Credit: Celia Paredes
I remember being 10 years old, riding my bike up a hill in a small country town in Victoria, worrying I was a fat kid. I looked down at my fingers gripping the handlebars, and thought to myself: ‘It’s ok, my fingers still look normal – I’ll only start really worrying if my fingers get chubby’.
I’ve been fighting that same dumb battle, riding up that bloody hill ever since.
I can’t remember my parents ever discussing weight with me when I was a kid – I never felt like I should look like this or that for their benefit. My own children are 6 and 4 and have little to no consciousness about the size of their bodies or the condition of their skin. So, based on my experience, somewhere between the ages of 6 and 10, IT happens…
The Great Inundation.
The mass-media attack on the impressionable, information-hungry, wide-eyed, pre-pubescent child. And thus we start to believe should look like ‘that’, and not like ‘this’.
As a grown woman, a lot of the battle now is determining how much negative body-talk can be attributed to not embodying the media-led idea of what I should look like, and what is actually my body’s natural response to being a little bit neglected.
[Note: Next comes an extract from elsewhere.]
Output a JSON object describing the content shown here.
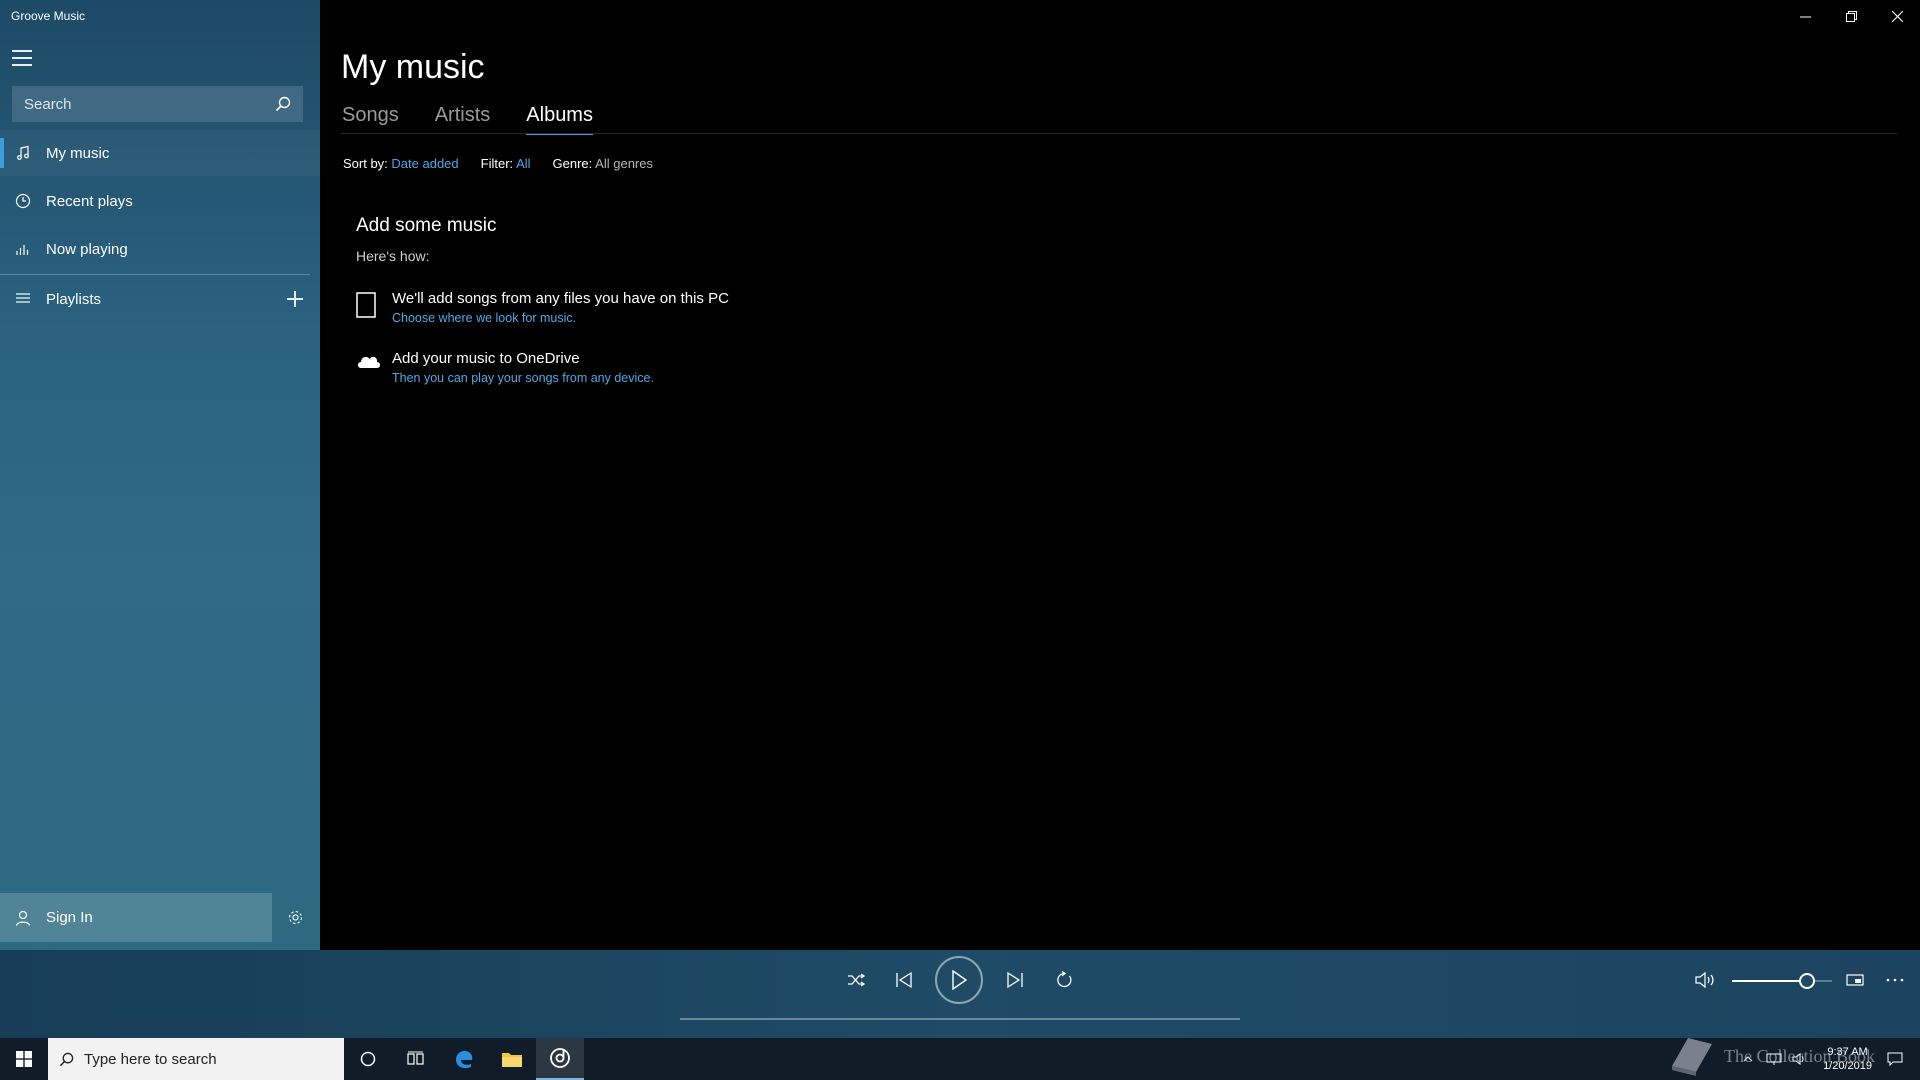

To not being lovingly tended to like it wants to be, to not being respected and looked after the way it deserves to.
Naturally, my weight fluctuates, but I never feel as alive as when I’m feeding my body wholesome food, and when I’m physically active. I feel my best when I’m about 60 kilos. I’m certainly not lean, and I’m far from petite, and, at 35, I’ve only just accepted that I never will be. I’m full and soft and rounded, and that’s that.
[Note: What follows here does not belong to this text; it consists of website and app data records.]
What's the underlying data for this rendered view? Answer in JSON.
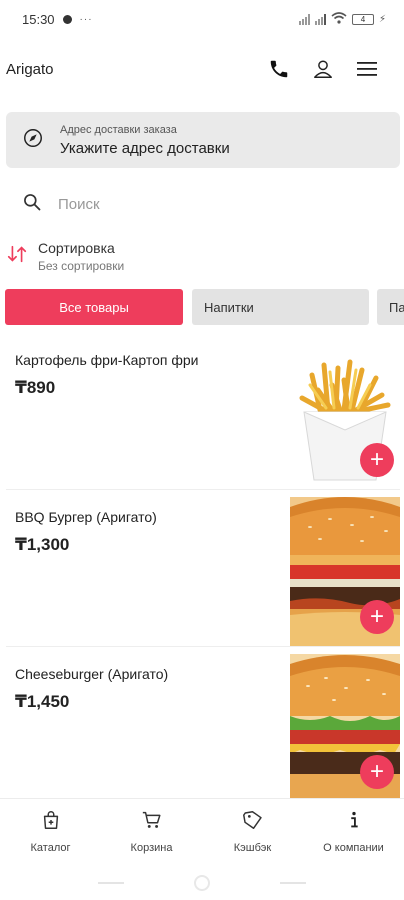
{
  "status_bar": {
    "time": "15:30",
    "dots": "···",
    "battery": "4"
  },
  "header": {
    "title": "Arigato",
    "icons": [
      "phone-icon",
      "user-icon",
      "menu-icon"
    ]
  },
  "address": {
    "label": "Адрес доставки заказа",
    "value": "Укажите адрес доставки"
  },
  "search": {
    "placeholder": "Поиск",
    "value": ""
  },
  "sort": {
    "title": "Сортировка",
    "subtitle": "Без сортировки"
  },
  "tabs": [
    {
      "label": "Все товары",
      "active": true
    },
    {
      "label": "Напитки",
      "active": false
    },
    {
      "label": "Па",
      "active": false
    }
  ],
  "products": [
    {
      "name": "Картофель фри-Картоп фри",
      "price": "₸890",
      "image": "fries"
    },
    {
      "name": "BBQ Бургер (Аригато)",
      "price": "₸1,300",
      "image": "burger"
    },
    {
      "name": "Cheeseburger (Аригато)",
      "price": "₸1,450",
      "image": "cheeseburger"
    }
  ],
  "bottom_nav": [
    {
      "label": "Каталог",
      "icon": "bag-icon"
    },
    {
      "label": "Корзина",
      "icon": "cart-icon"
    },
    {
      "label": "Кэшбэк",
      "icon": "tag-icon"
    },
    {
      "label": "О компании",
      "icon": "info-icon"
    }
  ],
  "colors": {
    "accent": "#ee3d5c",
    "address_bg": "#eaeaea",
    "inactive_tab": "#e3e3e3"
  }
}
However, I also know that when I carry extra weight, unnecessary weight, I feel sluggish and depressed.
I want to relearn what it is to be a child, back when I knew to stop eating because I was full, when I moved my body because I just had to, played in the rain and the sun and the wind because it felt good to be outside. I’m not interested in repeating sappy mantras to myself in the mirror about ‘being perfect no matter what’, because – perhaps controversially – I’m not perfect no matter what. Deserving of love, absolutely – worthy of affection, of course – but actually, my body is a complex machine that needs great care and an almost sacred reverence.
Lately, in an attempt to combat The Great Inundation, I’ve started to get my kids to repeat after me:
“As long as I’m healthy,
Eat good food,
And look after my beauuuuuutiful body,
I’m just right
Just the way I am.”
It can’t save them, but I want to do all I can to reinforce the truth, so they’ll be more prepared for the lies that will certainly come their way.
We, especially we women, are exceptionally hard on ourselves, and have spent too long stuck in body-shame and a cycle of self-abuse. This must stop. We must learn to block our ears to the media circus, with its ridiculous ideals and the dangerous standard it sets, and, instead quietly ask our body what it needs – then listen to the answer.
What does your body need, right now?